### About this task
Word for word, restate the records that follow.

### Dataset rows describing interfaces
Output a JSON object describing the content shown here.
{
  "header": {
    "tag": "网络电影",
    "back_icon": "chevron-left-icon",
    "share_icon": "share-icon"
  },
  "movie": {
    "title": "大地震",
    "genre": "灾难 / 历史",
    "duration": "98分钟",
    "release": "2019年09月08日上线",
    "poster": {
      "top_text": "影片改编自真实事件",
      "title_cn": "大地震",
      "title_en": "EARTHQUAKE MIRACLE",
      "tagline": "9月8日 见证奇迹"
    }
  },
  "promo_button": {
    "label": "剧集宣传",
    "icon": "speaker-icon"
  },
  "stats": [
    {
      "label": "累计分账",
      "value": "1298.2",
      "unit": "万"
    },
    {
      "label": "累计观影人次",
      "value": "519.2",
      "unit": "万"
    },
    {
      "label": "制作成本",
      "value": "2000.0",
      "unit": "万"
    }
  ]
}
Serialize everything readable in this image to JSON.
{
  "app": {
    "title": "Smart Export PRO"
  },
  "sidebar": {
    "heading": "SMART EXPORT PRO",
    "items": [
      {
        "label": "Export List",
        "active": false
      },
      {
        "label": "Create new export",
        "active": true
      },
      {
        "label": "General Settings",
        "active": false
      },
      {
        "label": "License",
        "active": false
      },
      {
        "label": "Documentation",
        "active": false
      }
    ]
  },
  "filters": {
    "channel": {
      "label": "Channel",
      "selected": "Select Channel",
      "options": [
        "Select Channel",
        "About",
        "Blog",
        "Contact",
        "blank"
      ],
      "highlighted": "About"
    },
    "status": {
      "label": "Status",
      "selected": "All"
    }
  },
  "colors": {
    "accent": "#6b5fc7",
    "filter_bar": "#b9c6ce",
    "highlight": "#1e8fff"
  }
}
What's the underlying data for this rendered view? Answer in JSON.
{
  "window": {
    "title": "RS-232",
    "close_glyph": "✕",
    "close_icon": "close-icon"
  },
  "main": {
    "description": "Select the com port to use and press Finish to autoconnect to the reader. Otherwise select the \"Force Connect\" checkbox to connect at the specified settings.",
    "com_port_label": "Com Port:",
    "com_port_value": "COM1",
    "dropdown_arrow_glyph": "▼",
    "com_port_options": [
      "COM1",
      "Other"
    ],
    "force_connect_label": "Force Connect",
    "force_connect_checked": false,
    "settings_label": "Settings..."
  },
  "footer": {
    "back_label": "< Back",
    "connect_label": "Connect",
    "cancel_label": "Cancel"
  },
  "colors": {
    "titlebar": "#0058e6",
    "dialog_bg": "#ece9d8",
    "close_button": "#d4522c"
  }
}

### Reply
Output a JSON object describing the content shown here.
{
  "header": {
    "tag": "网络电影",
    "back_icon": "chevron-left-icon",
    "share_icon": "share-icon"
  },
  "movie": {
    "title": "大地震",
    "genre": "灾难 / 历史",
    "duration": "98分钟",
    "release": "2019年09月08日上线",
    "poster": {
      "top_text": "影片改编自真实事件",
      "title_cn": "大地震",
      "title_en": "EARTHQUAKE MIRACLE",
      "tagline": "9月8日 见证奇迹"
    }
  },
  "promo_button": {
    "label": "剧集宣传",
    "icon": "speaker-icon"
  },
  "stats": [
    {
      "label": "累计分账",
      "value": "1298.2",
      "unit": "万"
    },
    {
      "label": "累计观影人次",
      "value": "519.2",
      "unit": "万"
    },
    {
      "label": "制作成本",
      "value": "2000.0",
      "unit": "万"
    }
  ]
}
Serialize everything readable in this image to JSON.
{
  "app": {
    "title": "Smart Export PRO"
  },
  "sidebar": {
    "heading": "SMART EXPORT PRO",
    "items": [
      {
        "label": "Export List",
        "active": false
      },
      {
        "label": "Create new export",
        "active": true
      },
      {
        "label": "General Settings",
        "active": false
      },
      {
        "label": "License",
        "active": false
      },
      {
        "label": "Documentation",
        "active": false
      }
    ]
  },
  "filters": {
    "channel": {
      "label": "Channel",
      "selected": "Select Channel",
      "options": [
        "Select Channel",
        "About",
        "Blog",
        "Contact",
        "blank"
      ],
      "highlighted": "About"
    },
    "status": {
      "label": "Status",
      "selected": "All"
    }
  },
  "colors": {
    "accent": "#6b5fc7",
    "filter_bar": "#b9c6ce",
    "highlight": "#1e8fff"
  }
}
What's the underlying data for this rendered view? Answer in JSON.
{
  "window": {
    "title": "RS-232",
    "close_glyph": "✕",
    "close_icon": "close-icon"
  },
  "main": {
    "description": "Select the com port to use and press Finish to autoconnect to the reader. Otherwise select the \"Force Connect\" checkbox to connect at the specified settings.",
    "com_port_label": "Com Port:",
    "com_port_value": "COM1",
    "dropdown_arrow_glyph": "▼",
    "com_port_options": [
      "COM1",
      "Other"
    ],
    "force_connect_label": "Force Connect",
    "force_connect_checked": false,
    "settings_label": "Settings..."
  },
  "footer": {
    "back_label": "< Back",
    "connect_label": "Connect",
    "cancel_label": "Cancel"
  },
  "colors": {
    "titlebar": "#0058e6",
    "dialog_bg": "#ece9d8",
    "close_button": "#d4522c"
  }
}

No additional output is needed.